"The variation among scaling relationships for crime has troubled researchers for a long time," said lead author Vicky Yang of the Santa Fe Institute at Northwestern University.
"This work says the variations are not a bug, but a feature."
The researchers described crimes such as robbery as "social" in nature because they mostly require team effort. Data from the Federal Bureau of Investigation's (FBI) National Incident-Based Reporting System, which was designed to collect detailed information on crime incidents known to law enforcement, revealed that an average of 1.6 offenders are apprehended or reported for robbery while 1.5 for car theft. Meanwhile, the average for known rape cases is around one.
Crimes perpetrated in groups seem to benefit more from a bigger population. The team hypothesized that social crimes thrived in making the right connections. These are collaborators who are willing and capable of theft.
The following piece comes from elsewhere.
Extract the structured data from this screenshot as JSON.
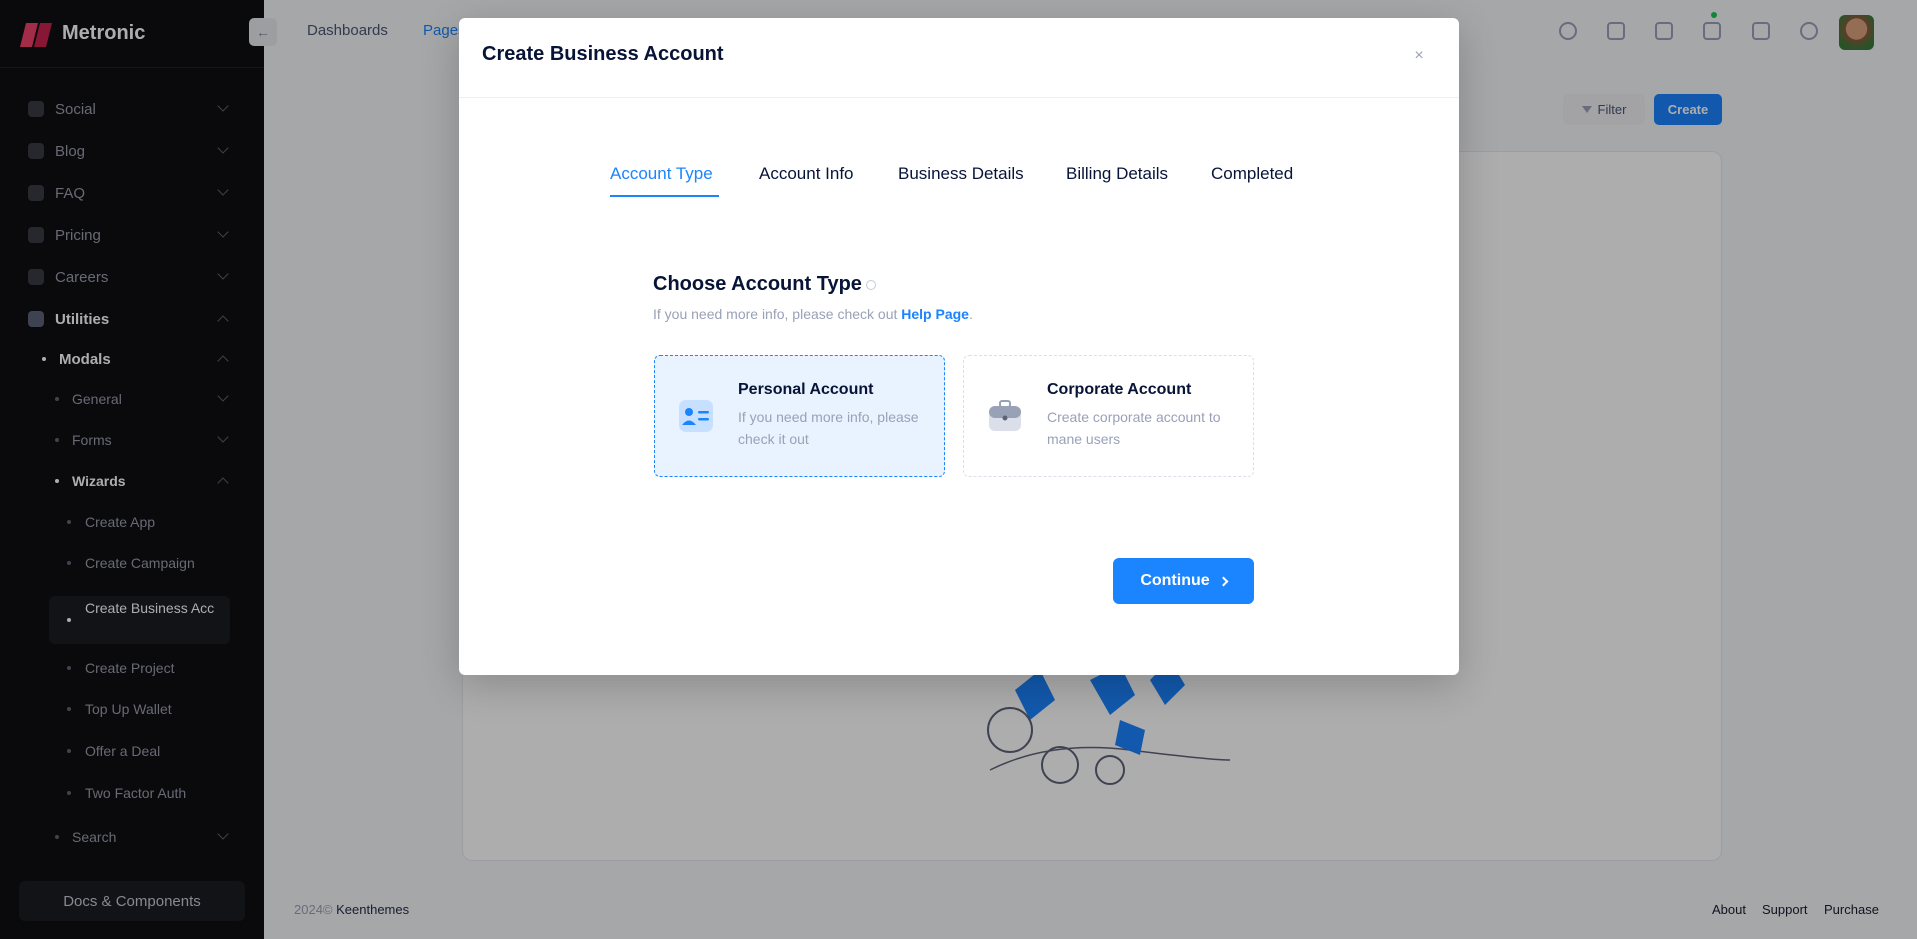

The team tested their hypothesis by creating a mathematical model that predicted the volume of crime as a function of social interactions. Results showed that the incidence of social crimes disproportionately rises with a city's population while solitary crimes remain roughly linear. This finding is unsurprising; a bigger population provides a greater number of individual contacts, which means there's a higher likelihood that an offender will find the right team of collaborators.
The researchers said that their model applies not only to crime; socioeconomic quantities such as innovation and productivity are also pertinent to their discussion. Previous studies demonstrated that innovation scales in a superlinear fashion with city size. Based on the present study's model, social interactions boost the probability of finding the right collaborators either for starting a business or stealing a car.
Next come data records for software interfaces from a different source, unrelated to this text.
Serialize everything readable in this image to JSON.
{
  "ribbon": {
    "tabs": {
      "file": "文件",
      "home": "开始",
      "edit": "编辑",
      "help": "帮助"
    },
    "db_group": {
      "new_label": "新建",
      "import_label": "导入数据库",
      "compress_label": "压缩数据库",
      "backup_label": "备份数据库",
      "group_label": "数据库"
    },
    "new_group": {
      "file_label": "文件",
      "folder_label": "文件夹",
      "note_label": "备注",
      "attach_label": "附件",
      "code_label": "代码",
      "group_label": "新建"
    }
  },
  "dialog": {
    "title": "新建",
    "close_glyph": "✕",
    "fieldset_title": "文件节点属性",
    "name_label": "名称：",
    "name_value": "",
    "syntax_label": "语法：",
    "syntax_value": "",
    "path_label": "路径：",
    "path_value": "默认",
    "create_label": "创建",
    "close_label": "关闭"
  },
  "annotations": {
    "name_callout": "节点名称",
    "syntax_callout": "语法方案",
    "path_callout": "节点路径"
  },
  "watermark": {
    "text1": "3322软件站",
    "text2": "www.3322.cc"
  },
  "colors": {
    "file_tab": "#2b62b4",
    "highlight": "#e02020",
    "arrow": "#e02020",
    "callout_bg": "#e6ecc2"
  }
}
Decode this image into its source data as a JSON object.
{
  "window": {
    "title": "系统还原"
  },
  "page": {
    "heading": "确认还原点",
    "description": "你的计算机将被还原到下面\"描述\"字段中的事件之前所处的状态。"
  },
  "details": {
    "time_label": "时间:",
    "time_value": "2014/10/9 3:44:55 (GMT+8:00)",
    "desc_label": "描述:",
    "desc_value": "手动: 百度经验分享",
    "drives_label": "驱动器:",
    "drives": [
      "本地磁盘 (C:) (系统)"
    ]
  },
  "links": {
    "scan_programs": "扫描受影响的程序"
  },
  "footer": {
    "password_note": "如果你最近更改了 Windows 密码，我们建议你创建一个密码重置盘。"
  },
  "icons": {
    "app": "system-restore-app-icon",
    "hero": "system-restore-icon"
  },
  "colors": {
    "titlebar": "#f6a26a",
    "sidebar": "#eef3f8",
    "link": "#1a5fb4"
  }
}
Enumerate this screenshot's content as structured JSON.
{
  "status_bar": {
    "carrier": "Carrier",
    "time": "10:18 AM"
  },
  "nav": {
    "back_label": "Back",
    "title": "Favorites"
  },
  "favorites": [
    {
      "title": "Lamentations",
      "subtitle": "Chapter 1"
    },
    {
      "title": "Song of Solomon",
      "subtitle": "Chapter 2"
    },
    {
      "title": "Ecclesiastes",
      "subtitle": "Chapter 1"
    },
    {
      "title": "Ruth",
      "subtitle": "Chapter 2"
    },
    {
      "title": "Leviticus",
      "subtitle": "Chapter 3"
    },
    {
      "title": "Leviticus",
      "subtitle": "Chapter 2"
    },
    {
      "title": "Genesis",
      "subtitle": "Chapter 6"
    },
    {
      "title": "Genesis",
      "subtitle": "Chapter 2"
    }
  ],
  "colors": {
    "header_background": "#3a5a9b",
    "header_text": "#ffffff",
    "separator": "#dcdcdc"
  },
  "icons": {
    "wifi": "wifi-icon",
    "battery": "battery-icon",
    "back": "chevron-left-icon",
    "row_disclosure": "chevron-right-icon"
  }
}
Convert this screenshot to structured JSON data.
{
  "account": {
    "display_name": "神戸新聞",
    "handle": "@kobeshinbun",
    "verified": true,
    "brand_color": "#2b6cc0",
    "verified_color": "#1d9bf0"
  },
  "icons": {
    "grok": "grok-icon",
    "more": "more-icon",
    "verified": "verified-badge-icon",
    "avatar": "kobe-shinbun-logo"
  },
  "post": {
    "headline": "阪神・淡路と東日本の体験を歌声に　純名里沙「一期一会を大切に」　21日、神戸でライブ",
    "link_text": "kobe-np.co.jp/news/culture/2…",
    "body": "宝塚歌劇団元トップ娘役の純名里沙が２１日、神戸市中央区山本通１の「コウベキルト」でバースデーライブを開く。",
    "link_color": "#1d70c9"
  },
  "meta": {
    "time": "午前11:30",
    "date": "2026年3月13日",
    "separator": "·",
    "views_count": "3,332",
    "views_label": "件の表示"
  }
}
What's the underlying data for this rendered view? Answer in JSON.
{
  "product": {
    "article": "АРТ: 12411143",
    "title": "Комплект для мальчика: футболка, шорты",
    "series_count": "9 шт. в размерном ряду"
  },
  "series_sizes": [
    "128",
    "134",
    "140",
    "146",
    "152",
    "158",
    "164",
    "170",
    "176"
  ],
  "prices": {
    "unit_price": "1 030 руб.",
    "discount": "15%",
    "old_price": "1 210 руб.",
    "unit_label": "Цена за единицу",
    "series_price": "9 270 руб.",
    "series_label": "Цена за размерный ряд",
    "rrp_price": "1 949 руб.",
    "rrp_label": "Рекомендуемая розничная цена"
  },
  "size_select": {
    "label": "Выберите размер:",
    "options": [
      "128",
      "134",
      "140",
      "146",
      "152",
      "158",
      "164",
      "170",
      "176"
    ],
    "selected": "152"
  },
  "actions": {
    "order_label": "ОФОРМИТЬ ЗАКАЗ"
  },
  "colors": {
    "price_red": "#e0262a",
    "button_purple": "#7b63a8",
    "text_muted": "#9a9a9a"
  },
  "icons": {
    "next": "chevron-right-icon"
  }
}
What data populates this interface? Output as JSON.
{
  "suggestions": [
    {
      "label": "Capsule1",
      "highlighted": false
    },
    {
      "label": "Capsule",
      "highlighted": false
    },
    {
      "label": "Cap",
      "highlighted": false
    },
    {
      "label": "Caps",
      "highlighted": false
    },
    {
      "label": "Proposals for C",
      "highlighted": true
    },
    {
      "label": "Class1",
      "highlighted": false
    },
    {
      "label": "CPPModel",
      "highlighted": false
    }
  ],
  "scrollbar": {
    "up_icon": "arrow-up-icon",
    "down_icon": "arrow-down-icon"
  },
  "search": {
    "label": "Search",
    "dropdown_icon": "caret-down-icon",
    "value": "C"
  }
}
"Bigger cities are a double-edged sword," said Yang. "What leads to more innovation and wealth in bigger cities also makes them more dangerous at the same time." (Related: Pollution breeds CHAOS: Scientists find link between dirty air and violent crime.)
The previous study covered traditional crime, but it's worth noting that the internet is changing how criminals work.
For one, social media triggered the emergence of new forms of crime, such as revenge porn or relatively new forms of the same type of crime, such as fraud and identity theft. In the case of the latter, robbers are getting more sophisticated with the use of online data, moving beyond traditional bank account hacking to opening online payment accounts or siphoning reward accounts and crypto-wallets.
Gang-related violence also went digital recently, reported the Baltimore Police Department (PD). Social media platforms fuel violent confrontations as gangs promote their image through these sites.
"We often see rivalries form or get pushed forward in social media and we can definitely see that evolving," said Joe Orenstein, the acting research analyst supervisor of the Baltimore PD.
In response to this digital turn, Orenstein said that they've shifted their strategy from the street to the screen. A group of officers and analysts were delegated to probe social media and look for crime and gang activity online.
This, hopefully, could stop a criminal offense before it happens.
Violence.news has more on the factors affecting crime.